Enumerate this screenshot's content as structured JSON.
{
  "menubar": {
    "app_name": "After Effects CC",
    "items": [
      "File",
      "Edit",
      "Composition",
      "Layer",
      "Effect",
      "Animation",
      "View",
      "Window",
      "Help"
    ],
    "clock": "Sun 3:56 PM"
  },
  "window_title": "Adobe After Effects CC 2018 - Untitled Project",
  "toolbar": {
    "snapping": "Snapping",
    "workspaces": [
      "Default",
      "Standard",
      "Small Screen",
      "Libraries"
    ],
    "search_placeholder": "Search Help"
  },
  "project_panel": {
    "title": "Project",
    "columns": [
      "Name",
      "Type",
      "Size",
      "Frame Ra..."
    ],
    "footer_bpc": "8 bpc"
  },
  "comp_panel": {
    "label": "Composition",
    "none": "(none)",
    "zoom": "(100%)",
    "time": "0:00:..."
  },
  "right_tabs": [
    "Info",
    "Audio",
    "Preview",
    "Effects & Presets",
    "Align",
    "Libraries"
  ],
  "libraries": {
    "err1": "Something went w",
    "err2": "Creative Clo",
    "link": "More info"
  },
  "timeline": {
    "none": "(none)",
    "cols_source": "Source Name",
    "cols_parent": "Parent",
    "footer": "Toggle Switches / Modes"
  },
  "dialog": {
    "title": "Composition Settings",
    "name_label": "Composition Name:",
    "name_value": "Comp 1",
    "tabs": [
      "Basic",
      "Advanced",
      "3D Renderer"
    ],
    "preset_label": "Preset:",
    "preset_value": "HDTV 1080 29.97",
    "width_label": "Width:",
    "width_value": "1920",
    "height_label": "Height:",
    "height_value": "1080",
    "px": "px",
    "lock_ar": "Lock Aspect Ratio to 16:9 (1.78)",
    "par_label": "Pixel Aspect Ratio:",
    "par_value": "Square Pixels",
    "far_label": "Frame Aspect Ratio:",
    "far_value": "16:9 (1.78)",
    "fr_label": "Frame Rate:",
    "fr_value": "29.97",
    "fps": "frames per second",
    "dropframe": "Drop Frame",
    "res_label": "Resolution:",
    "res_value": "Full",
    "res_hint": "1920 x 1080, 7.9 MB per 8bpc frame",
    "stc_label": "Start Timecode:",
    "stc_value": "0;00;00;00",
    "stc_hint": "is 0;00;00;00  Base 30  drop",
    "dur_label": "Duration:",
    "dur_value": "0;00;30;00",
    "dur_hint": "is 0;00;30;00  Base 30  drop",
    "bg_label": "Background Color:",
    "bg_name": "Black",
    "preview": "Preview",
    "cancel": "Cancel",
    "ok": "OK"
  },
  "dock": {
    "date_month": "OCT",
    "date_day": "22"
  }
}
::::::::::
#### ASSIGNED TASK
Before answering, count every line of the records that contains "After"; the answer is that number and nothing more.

#### EXERCISE OUTPUT
2